Zoom issued a patch on Tuesday that will fix the bug and allow users to manually uninstall Zoom.
'We’re adding a new option to the Zoom menu bar that will allow users to manually and completely uninstall the Zoom client, including the local web server,' the company said.
'Once the patch is deployed, a new menu option will appear that says, “Uninstall Zoom.”
'By clicking that button, Zoom will be completely removed from the user’s device along with the user’s saved settings.'
On Tuesday, Zoom said it was releasing an update that will remove the local web server to secure the system and do away with the use of the web servers moving forward. It will also make it easier for users to uninstall the program altogether.
Mr Leitschuh revealed that the vulnerability on the Zoom app comes from the feature which allows you to send anyone a meeting link and when they open that link in their browser their Zoom client open automatically on their local machine.
The researcher says he contacted Zoom on March 26, giving the company a public disclosure deadline of 90 days.
He demonstrated that any website can open up a video-enabled call on a Mac with the Zoom app installed.
That's possible in part because the Zoom app apparently installs a web server on Macs that accepts requests regular browsers wouldn't, the post said.

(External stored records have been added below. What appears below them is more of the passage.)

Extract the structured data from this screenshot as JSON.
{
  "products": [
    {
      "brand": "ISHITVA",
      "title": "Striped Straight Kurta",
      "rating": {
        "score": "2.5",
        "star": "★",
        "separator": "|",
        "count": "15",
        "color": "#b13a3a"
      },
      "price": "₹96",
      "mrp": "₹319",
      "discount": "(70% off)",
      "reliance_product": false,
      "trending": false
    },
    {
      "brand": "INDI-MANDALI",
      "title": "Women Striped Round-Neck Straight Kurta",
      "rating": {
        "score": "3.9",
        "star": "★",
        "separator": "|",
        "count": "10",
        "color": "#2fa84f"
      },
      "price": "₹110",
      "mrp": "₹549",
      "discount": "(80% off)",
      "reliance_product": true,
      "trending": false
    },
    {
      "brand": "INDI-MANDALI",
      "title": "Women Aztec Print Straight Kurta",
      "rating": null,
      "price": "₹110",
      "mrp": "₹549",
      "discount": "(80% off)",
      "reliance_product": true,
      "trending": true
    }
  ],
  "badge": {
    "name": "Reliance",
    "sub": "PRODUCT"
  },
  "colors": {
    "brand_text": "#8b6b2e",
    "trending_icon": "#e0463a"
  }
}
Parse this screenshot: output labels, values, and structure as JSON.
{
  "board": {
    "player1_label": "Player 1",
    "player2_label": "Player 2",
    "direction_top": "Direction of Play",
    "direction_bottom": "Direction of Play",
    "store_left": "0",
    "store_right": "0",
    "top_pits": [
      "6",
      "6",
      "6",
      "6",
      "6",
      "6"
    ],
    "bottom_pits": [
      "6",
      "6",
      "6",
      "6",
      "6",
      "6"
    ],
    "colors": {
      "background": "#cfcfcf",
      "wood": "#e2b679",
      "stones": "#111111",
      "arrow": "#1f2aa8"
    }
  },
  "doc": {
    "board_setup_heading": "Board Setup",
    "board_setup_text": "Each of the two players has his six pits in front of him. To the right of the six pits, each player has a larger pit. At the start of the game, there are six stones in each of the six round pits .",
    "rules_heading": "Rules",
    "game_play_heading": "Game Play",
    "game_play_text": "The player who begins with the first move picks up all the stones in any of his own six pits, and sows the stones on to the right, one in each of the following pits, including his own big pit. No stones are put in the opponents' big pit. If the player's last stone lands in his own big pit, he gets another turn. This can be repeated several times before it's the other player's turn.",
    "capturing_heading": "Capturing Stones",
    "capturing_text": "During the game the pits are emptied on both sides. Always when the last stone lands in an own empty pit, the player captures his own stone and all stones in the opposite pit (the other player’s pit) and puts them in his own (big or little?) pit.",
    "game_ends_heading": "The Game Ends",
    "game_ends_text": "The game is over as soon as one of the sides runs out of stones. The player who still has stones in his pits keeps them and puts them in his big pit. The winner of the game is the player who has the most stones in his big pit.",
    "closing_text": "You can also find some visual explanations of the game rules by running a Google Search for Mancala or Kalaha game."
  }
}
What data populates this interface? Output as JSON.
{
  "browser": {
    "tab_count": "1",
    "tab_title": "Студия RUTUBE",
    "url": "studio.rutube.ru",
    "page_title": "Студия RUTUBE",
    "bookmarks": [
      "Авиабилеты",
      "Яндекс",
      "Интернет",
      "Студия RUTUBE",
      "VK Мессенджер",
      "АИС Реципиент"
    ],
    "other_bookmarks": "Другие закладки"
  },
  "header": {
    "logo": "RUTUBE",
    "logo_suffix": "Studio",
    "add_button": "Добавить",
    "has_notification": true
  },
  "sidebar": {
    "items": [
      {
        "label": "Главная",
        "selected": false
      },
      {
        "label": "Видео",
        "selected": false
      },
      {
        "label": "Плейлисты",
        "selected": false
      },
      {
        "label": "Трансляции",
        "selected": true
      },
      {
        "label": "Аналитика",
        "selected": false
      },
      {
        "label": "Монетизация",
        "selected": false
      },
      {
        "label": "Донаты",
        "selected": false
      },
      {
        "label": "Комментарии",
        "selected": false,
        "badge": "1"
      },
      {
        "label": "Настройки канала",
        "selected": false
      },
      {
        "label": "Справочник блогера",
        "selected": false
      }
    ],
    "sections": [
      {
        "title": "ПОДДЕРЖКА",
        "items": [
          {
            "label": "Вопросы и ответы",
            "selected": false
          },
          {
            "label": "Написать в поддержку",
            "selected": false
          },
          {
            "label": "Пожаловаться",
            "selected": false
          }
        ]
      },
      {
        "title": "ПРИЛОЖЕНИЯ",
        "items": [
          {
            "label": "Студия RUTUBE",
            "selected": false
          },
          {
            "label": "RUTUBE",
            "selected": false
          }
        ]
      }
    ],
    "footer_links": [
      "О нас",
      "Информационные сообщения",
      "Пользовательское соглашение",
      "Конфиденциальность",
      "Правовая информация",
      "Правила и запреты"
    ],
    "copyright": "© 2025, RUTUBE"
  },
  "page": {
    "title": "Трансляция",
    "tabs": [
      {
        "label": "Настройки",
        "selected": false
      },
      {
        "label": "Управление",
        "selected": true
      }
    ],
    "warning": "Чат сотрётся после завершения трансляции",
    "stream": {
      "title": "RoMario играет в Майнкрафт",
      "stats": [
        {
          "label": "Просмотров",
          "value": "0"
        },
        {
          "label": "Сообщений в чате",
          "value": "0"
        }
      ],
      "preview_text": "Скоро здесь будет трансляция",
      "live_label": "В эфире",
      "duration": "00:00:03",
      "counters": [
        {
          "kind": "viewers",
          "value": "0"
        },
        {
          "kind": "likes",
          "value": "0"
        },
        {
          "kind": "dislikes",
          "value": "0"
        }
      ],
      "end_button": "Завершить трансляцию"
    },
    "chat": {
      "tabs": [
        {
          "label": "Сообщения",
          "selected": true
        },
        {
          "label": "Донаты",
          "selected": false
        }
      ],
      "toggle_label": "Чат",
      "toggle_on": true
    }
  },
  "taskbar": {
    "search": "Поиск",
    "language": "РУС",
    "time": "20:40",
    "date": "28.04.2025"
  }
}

According to the Verge, uninstalling the Zoom app from your Mac isn't enough to fix the problem, either.